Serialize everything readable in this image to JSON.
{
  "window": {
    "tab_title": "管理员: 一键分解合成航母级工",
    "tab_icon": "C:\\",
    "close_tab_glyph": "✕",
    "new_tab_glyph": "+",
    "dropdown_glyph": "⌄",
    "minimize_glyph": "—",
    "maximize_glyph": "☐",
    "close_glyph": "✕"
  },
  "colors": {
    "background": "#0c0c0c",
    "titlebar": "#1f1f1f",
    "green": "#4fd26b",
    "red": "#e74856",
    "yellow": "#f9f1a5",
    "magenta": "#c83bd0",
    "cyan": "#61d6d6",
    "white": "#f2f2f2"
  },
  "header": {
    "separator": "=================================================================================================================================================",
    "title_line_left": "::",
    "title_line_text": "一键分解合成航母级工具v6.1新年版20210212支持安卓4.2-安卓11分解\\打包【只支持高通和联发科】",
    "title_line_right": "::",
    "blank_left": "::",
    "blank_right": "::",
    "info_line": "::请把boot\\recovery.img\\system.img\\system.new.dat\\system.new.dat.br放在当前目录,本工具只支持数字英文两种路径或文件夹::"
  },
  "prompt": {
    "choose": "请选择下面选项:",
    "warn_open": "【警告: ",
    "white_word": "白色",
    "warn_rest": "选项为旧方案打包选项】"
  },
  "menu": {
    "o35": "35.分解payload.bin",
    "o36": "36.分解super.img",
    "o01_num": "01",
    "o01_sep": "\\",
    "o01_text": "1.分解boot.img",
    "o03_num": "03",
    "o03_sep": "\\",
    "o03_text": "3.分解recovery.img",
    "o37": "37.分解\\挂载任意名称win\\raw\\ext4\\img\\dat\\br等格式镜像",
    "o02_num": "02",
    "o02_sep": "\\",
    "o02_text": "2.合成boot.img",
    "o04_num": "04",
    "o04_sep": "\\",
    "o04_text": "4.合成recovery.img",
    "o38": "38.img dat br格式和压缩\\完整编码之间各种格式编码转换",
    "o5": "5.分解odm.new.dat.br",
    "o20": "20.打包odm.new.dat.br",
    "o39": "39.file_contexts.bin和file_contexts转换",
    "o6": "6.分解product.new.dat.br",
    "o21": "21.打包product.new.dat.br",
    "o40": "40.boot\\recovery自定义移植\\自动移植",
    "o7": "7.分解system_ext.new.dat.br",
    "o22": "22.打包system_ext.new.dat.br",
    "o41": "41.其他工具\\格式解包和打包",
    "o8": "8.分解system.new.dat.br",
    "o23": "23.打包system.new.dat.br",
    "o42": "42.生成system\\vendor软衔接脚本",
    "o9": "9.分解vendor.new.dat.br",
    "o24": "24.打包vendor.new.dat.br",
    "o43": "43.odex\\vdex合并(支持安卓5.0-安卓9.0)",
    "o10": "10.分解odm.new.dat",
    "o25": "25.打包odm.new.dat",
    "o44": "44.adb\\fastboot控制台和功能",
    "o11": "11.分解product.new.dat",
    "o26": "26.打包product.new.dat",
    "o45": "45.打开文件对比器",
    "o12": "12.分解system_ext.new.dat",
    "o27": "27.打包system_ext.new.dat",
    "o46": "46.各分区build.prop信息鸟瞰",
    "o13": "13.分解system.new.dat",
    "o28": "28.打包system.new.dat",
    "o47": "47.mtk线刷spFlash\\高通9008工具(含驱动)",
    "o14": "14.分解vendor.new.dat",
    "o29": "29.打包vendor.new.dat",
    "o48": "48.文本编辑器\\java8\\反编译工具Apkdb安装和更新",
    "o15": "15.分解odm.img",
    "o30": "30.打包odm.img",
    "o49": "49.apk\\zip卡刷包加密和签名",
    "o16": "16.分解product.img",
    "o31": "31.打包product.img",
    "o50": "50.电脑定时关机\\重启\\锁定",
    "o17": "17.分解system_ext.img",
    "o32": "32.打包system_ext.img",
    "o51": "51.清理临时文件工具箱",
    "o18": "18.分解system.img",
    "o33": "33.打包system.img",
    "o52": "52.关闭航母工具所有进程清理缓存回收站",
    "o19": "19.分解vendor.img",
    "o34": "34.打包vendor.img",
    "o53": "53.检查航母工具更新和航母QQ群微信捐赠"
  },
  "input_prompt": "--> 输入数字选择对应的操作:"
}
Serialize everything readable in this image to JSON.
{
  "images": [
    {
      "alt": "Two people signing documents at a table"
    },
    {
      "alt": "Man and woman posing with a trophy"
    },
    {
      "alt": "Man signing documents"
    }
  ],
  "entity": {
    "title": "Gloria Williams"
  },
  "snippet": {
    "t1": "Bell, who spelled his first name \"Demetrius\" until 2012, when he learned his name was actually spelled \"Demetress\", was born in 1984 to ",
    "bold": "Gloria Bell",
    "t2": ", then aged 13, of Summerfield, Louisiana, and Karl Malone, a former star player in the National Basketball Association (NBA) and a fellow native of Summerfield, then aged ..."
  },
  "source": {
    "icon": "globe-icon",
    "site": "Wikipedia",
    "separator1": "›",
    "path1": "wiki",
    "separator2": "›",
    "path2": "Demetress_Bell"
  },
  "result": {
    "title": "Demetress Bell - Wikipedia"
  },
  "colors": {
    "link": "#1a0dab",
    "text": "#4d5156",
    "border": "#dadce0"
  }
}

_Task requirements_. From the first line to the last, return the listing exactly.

_Answer to the exercise_.
Serialize everything readable in this image to JSON.
{
  "window": {
    "tab_title": "管理员: 一键分解合成航母级工",
    "tab_icon": "C:\\",
    "close_tab_glyph": "✕",
    "new_tab_glyph": "+",
    "dropdown_glyph": "⌄",
    "minimize_glyph": "—",
    "maximize_glyph": "☐",
    "close_glyph": "✕"
  },
  "colors": {
    "background": "#0c0c0c",
    "titlebar": "#1f1f1f",
    "green": "#4fd26b",
    "red": "#e74856",
    "yellow": "#f9f1a5",
    "magenta": "#c83bd0",
    "cyan": "#61d6d6",
    "white": "#f2f2f2"
  },
  "header": {
    "separator": "=================================================================================================================================================",
    "title_line_left": "::",
    "title_line_text": "一键分解合成航母级工具v6.1新年版20210212支持安卓4.2-安卓11分解\\打包【只支持高通和联发科】",
    "title_line_right": "::",
    "blank_left": "::",
    "blank_right": "::",
    "info_line": "::请把boot\\recovery.img\\system.img\\system.new.dat\\system.new.dat.br放在当前目录,本工具只支持数字英文两种路径或文件夹::"
  },
  "prompt": {
    "choose": "请选择下面选项:",
    "warn_open": "【警告: ",
    "white_word": "白色",
    "warn_rest": "选项为旧方案打包选项】"
  },
  "menu": {
    "o35": "35.分解payload.bin",
    "o36": "36.分解super.img",
    "o01_num": "01",
    "o01_sep": "\\",
    "o01_text": "1.分解boot.img",
    "o03_num": "03",
    "o03_sep": "\\",
    "o03_text": "3.分解recovery.img",
    "o37": "37.分解\\挂载任意名称win\\raw\\ext4\\img\\dat\\br等格式镜像",
    "o02_num": "02",
    "o02_sep": "\\",
    "o02_text": "2.合成boot.img",
    "o04_num": "04",
    "o04_sep": "\\",
    "o04_text": "4.合成recovery.img",
    "o38": "38.img dat br格式和压缩\\完整编码之间各种格式编码转换",
    "o5": "5.分解odm.new.dat.br",
    "o20": "20.打包odm.new.dat.br",
    "o39": "39.file_contexts.bin和file_contexts转换",
    "o6": "6.分解product.new.dat.br",
    "o21": "21.打包product.new.dat.br",
    "o40": "40.boot\\recovery自定义移植\\自动移植",
    "o7": "7.分解system_ext.new.dat.br",
    "o22": "22.打包system_ext.new.dat.br",
    "o41": "41.其他工具\\格式解包和打包",
    "o8": "8.分解system.new.dat.br",
    "o23": "23.打包system.new.dat.br",
    "o42": "42.生成system\\vendor软衔接脚本",
    "o9": "9.分解vendor.new.dat.br",
    "o24": "24.打包vendor.new.dat.br",
    "o43": "43.odex\\vdex合并(支持安卓5.0-安卓9.0)",
    "o10": "10.分解odm.new.dat",
    "o25": "25.打包odm.new.dat",
    "o44": "44.adb\\fastboot控制台和功能",
    "o11": "11.分解product.new.dat",
    "o26": "26.打包product.new.dat",
    "o45": "45.打开文件对比器",
    "o12": "12.分解system_ext.new.dat",
    "o27": "27.打包system_ext.new.dat",
    "o46": "46.各分区build.prop信息鸟瞰",
    "o13": "13.分解system.new.dat",
    "o28": "28.打包system.new.dat",
    "o47": "47.mtk线刷spFlash\\高通9008工具(含驱动)",
    "o14": "14.分解vendor.new.dat",
    "o29": "29.打包vendor.new.dat",
    "o48": "48.文本编辑器\\java8\\反编译工具Apkdb安装和更新",
    "o15": "15.分解odm.img",
    "o30": "30.打包odm.img",
    "o49": "49.apk\\zip卡刷包加密和签名",
    "o16": "16.分解product.img",
    "o31": "31.打包product.img",
    "o50": "50.电脑定时关机\\重启\\锁定",
    "o17": "17.分解system_ext.img",
    "o32": "32.打包system_ext.img",
    "o51": "51.清理临时文件工具箱",
    "o18": "18.分解system.img",
    "o33": "33.打包system.img",
    "o52": "52.关闭航母工具所有进程清理缓存回收站",
    "o19": "19.分解vendor.img",
    "o34": "34.打包vendor.img",
    "o53": "53.检查航母工具更新和航母QQ群微信捐赠"
  },
  "input_prompt": "--> 输入数字选择对应的操作:"
}
Serialize everything readable in this image to JSON.
{
  "images": [
    {
      "alt": "Two people signing documents at a table"
    },
    {
      "alt": "Man and woman posing with a trophy"
    },
    {
      "alt": "Man signing documents"
    }
  ],
  "entity": {
    "title": "Gloria Williams"
  },
  "snippet": {
    "t1": "Bell, who spelled his first name \"Demetrius\" until 2012, when he learned his name was actually spelled \"Demetress\", was born in 1984 to ",
    "bold": "Gloria Bell",
    "t2": ", then aged 13, of Summerfield, Louisiana, and Karl Malone, a former star player in the National Basketball Association (NBA) and a fellow native of Summerfield, then aged ..."
  },
  "source": {
    "icon": "globe-icon",
    "site": "Wikipedia",
    "separator1": "›",
    "path1": "wiki",
    "separator2": "›",
    "path2": "Demetress_Bell"
  },
  "result": {
    "title": "Demetress Bell - Wikipedia"
  },
  "colors": {
    "link": "#1a0dab",
    "text": "#4d5156",
    "border": "#dadce0"
  }
}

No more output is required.